◆ **TASK**
Please reproduce the following records exactly, with nothing omitted.

◆ **Dataset rows for apps and sites**
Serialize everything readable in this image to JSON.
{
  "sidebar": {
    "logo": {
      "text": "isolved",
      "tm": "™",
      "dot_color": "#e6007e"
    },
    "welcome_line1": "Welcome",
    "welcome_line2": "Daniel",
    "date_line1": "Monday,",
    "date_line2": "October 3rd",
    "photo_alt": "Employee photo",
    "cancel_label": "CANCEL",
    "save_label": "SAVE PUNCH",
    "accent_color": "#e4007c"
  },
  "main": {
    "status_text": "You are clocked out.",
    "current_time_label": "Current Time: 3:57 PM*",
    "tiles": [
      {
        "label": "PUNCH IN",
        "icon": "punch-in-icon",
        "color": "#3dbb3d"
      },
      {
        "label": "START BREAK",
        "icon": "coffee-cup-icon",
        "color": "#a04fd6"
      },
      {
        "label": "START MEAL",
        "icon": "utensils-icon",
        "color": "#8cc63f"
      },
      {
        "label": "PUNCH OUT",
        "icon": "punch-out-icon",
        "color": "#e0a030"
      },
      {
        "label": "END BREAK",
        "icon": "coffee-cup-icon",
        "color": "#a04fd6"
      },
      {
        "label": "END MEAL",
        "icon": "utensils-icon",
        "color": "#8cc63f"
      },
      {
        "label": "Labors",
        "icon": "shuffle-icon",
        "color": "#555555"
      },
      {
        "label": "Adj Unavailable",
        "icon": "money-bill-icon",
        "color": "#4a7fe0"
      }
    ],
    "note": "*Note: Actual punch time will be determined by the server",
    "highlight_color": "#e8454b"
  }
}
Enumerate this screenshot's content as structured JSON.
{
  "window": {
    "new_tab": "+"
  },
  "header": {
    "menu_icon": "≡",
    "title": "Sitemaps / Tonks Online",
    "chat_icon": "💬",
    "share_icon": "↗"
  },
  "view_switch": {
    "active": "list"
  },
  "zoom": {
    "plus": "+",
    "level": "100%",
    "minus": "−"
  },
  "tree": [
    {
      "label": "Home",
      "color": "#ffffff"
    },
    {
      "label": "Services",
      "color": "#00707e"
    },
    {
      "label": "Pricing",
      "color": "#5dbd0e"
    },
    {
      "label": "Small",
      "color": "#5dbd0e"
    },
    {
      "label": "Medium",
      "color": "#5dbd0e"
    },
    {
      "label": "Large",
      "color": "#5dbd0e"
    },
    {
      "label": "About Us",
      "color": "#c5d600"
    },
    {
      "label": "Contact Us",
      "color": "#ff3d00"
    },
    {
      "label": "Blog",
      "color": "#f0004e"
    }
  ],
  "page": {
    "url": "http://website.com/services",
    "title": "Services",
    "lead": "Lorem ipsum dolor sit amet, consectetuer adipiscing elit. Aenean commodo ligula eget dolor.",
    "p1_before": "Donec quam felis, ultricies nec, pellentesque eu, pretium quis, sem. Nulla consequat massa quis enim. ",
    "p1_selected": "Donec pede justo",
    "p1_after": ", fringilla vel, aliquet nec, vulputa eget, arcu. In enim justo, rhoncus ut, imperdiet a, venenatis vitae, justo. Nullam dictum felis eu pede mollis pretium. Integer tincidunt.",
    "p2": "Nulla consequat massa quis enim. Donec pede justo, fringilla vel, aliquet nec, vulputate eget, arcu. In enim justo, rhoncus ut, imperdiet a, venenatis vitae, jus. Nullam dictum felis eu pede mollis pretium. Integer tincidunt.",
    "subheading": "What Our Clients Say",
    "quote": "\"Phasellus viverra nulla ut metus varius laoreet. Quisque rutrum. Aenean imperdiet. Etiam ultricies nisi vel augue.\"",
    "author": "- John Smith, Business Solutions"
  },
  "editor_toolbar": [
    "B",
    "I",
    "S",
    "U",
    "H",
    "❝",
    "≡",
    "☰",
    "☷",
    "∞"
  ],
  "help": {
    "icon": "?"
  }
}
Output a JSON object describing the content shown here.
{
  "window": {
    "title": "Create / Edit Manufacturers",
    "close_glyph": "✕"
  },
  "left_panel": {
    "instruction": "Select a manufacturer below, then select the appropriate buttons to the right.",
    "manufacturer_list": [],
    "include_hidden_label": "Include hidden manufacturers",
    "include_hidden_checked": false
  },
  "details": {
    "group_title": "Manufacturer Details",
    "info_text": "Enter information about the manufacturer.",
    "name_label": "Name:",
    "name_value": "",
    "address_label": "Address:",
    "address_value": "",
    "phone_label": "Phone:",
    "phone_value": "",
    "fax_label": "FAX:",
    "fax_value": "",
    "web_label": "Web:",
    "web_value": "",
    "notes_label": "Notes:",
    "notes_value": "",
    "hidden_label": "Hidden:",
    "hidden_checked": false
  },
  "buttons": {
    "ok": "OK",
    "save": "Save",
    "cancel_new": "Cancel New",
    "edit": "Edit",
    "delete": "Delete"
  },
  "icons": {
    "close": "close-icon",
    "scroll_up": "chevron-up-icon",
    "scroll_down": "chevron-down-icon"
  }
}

◆ **TASK RESULT**
Serialize everything readable in this image to JSON.
{
  "sidebar": {
    "logo": {
      "text": "isolved",
      "tm": "™",
      "dot_color": "#e6007e"
    },
    "welcome_line1": "Welcome",
    "welcome_line2": "Daniel",
    "date_line1": "Monday,",
    "date_line2": "October 3rd",
    "photo_alt": "Employee photo",
    "cancel_label": "CANCEL",
    "save_label": "SAVE PUNCH",
    "accent_color": "#e4007c"
  },
  "main": {
    "status_text": "You are clocked out.",
    "current_time_label": "Current Time: 3:57 PM*",
    "tiles": [
      {
        "label": "PUNCH IN",
        "icon": "punch-in-icon",
        "color": "#3dbb3d"
      },
      {
        "label": "START BREAK",
        "icon": "coffee-cup-icon",
        "color": "#a04fd6"
      },
      {
        "label": "START MEAL",
        "icon": "utensils-icon",
        "color": "#8cc63f"
      },
      {
        "label": "PUNCH OUT",
        "icon": "punch-out-icon",
        "color": "#e0a030"
      },
      {
        "label": "END BREAK",
        "icon": "coffee-cup-icon",
        "color": "#a04fd6"
      },
      {
        "label": "END MEAL",
        "icon": "utensils-icon",
        "color": "#8cc63f"
      },
      {
        "label": "Labors",
        "icon": "shuffle-icon",
        "color": "#555555"
      },
      {
        "label": "Adj Unavailable",
        "icon": "money-bill-icon",
        "color": "#4a7fe0"
      }
    ],
    "note": "*Note: Actual punch time will be determined by the server",
    "highlight_color": "#e8454b"
  }
}
Enumerate this screenshot's content as structured JSON.
{
  "window": {
    "new_tab": "+"
  },
  "header": {
    "menu_icon": "≡",
    "title": "Sitemaps / Tonks Online",
    "chat_icon": "💬",
    "share_icon": "↗"
  },
  "view_switch": {
    "active": "list"
  },
  "zoom": {
    "plus": "+",
    "level": "100%",
    "minus": "−"
  },
  "tree": [
    {
      "label": "Home",
      "color": "#ffffff"
    },
    {
      "label": "Services",
      "color": "#00707e"
    },
    {
      "label": "Pricing",
      "color": "#5dbd0e"
    },
    {
      "label": "Small",
      "color": "#5dbd0e"
    },
    {
      "label": "Medium",
      "color": "#5dbd0e"
    },
    {
      "label": "Large",
      "color": "#5dbd0e"
    },
    {
      "label": "About Us",
      "color": "#c5d600"
    },
    {
      "label": "Contact Us",
      "color": "#ff3d00"
    },
    {
      "label": "Blog",
      "color": "#f0004e"
    }
  ],
  "page": {
    "url": "http://website.com/services",
    "title": "Services",
    "lead": "Lorem ipsum dolor sit amet, consectetuer adipiscing elit. Aenean commodo ligula eget dolor.",
    "p1_before": "Donec quam felis, ultricies nec, pellentesque eu, pretium quis, sem. Nulla consequat massa quis enim. ",
    "p1_selected": "Donec pede justo",
    "p1_after": ", fringilla vel, aliquet nec, vulputa eget, arcu. In enim justo, rhoncus ut, imperdiet a, venenatis vitae, justo. Nullam dictum felis eu pede mollis pretium. Integer tincidunt.",
    "p2": "Nulla consequat massa quis enim. Donec pede justo, fringilla vel, aliquet nec, vulputate eget, arcu. In enim justo, rhoncus ut, imperdiet a, venenatis vitae, jus. Nullam dictum felis eu pede mollis pretium. Integer tincidunt.",
    "subheading": "What Our Clients Say",
    "quote": "\"Phasellus viverra nulla ut metus varius laoreet. Quisque rutrum. Aenean imperdiet. Etiam ultricies nisi vel augue.\"",
    "author": "- John Smith, Business Solutions"
  },
  "editor_toolbar": [
    "B",
    "I",
    "S",
    "U",
    "H",
    "❝",
    "≡",
    "☰",
    "☷",
    "∞"
  ],
  "help": {
    "icon": "?"
  }
}
Output a JSON object describing the content shown here.
{
  "window": {
    "title": "Create / Edit Manufacturers",
    "close_glyph": "✕"
  },
  "left_panel": {
    "instruction": "Select a manufacturer below, then select the appropriate buttons to the right.",
    "manufacturer_list": [],
    "include_hidden_label": "Include hidden manufacturers",
    "include_hidden_checked": false
  },
  "details": {
    "group_title": "Manufacturer Details",
    "info_text": "Enter information about the manufacturer.",
    "name_label": "Name:",
    "name_value": "",
    "address_label": "Address:",
    "address_value": "",
    "phone_label": "Phone:",
    "phone_value": "",
    "fax_label": "FAX:",
    "fax_value": "",
    "web_label": "Web:",
    "web_value": "",
    "notes_label": "Notes:",
    "notes_value": "",
    "hidden_label": "Hidden:",
    "hidden_checked": false
  },
  "buttons": {
    "ok": "OK",
    "save": "Save",
    "cancel_new": "Cancel New",
    "edit": "Edit",
    "delete": "Delete"
  },
  "icons": {
    "close": "close-icon",
    "scroll_up": "chevron-up-icon",
    "scroll_down": "chevron-down-icon"
  }
}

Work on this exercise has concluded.